"Men," said he, steadily turning upon the crew, as the mate handed him the things he had demanded, "my men, the thunder turned old Ahab's needles; but out of this bit of steel Ahab can make one of his own, that will point as true as any."

Abashed glances of servile wonder were exchanged by the sailors, as this was said; and with fascinated eyes they awaited whatever magic might follow. But Starbuck looked away.

With a blow from the top-maul Ahab knocked off the steel head of the lance, and then handing to the mate the long iron rod remaining, bade him hold it upright, without its touching the deck. Then, with the maul, after repeatedly smiting the upper end of this iron rod, he placed the blunted needle endwise on the top of it, and less strongly hammered that, several times, the mate still holding the rod as before. Then going through some small strange motions with it—whether indispensable to the magnetizing of the steel, or merely intended to augment the awe of the crew, is uncertain—he called for linen thread; and moving to the binnacle, slipped out the two reversed needles there, and horizontally suspended the sail-needle by its middle, over one of the compass-cards.

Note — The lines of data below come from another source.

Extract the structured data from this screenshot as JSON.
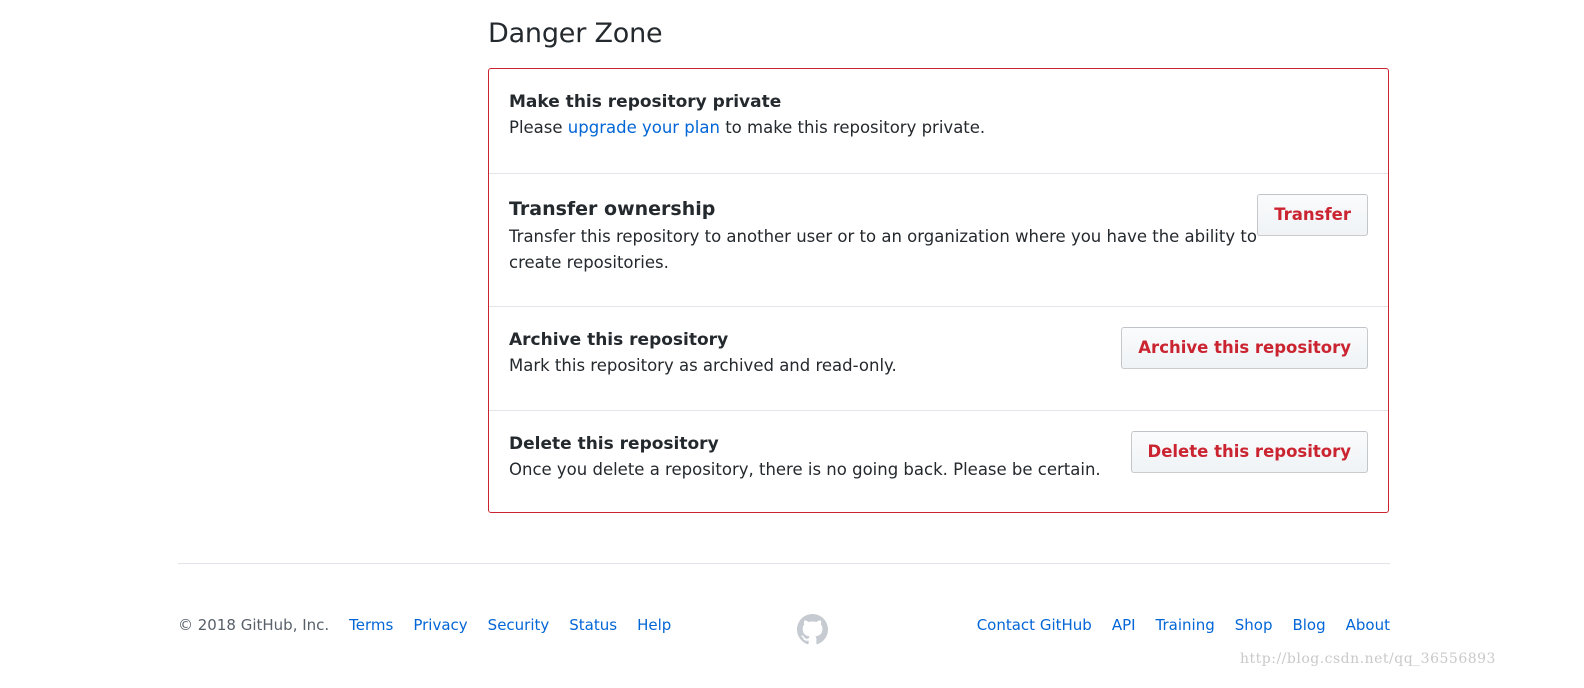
{
  "danger_zone": {
    "title": "Danger Zone",
    "items": [
      {
        "title": "Make this repository private",
        "desc_prefix": "Please ",
        "desc_link": "upgrade your plan",
        "desc_suffix": " to make this repository private."
      },
      {
        "title": "Transfer ownership",
        "desc": "Transfer this repository to another user or to an organization where you have the ability to create repositories.",
        "button": "Transfer"
      },
      {
        "title": "Archive this repository",
        "desc": "Mark this repository as archived and read-only.",
        "button": "Archive this repository"
      },
      {
        "title": "Delete this repository",
        "desc": "Once you delete a repository, there is no going back. Please be certain.",
        "button": "Delete this repository"
      }
    ]
  },
  "footer": {
    "copyright": "© 2018 GitHub, Inc.",
    "left_links": [
      "Terms",
      "Privacy",
      "Security",
      "Status",
      "Help"
    ],
    "right_links": [
      "Contact GitHub",
      "API",
      "Training",
      "Shop",
      "Blog",
      "About"
    ],
    "logo_icon": "github-octocat-icon"
  },
  "watermark": "http://blog.csdn.net/qq_36556893",
  "colors": {
    "danger": "#cb2431",
    "link": "#0366d6",
    "text": "#24292e",
    "muted": "#586069",
    "border": "#e1e4e8"
  }
}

At first, the steel went round and round, quivering and vibrating at either end; but at last it settled to its place, when Ahab, who had been intently watching for this result, stepped frankly back from the binnacle, and pointing his stretched arm towards it, exclaimed,—"Look ye, for yourselves, if Ahab be not lord of the level loadstone! The sun is East, and that compass swears it!"

One after another they peered in, for nothing but their own eyes could persuade such ignorance as theirs, and one after another they slunk away.

In his fiery eyes of scorn and triumph, you then saw Ahab in all his fatal pride.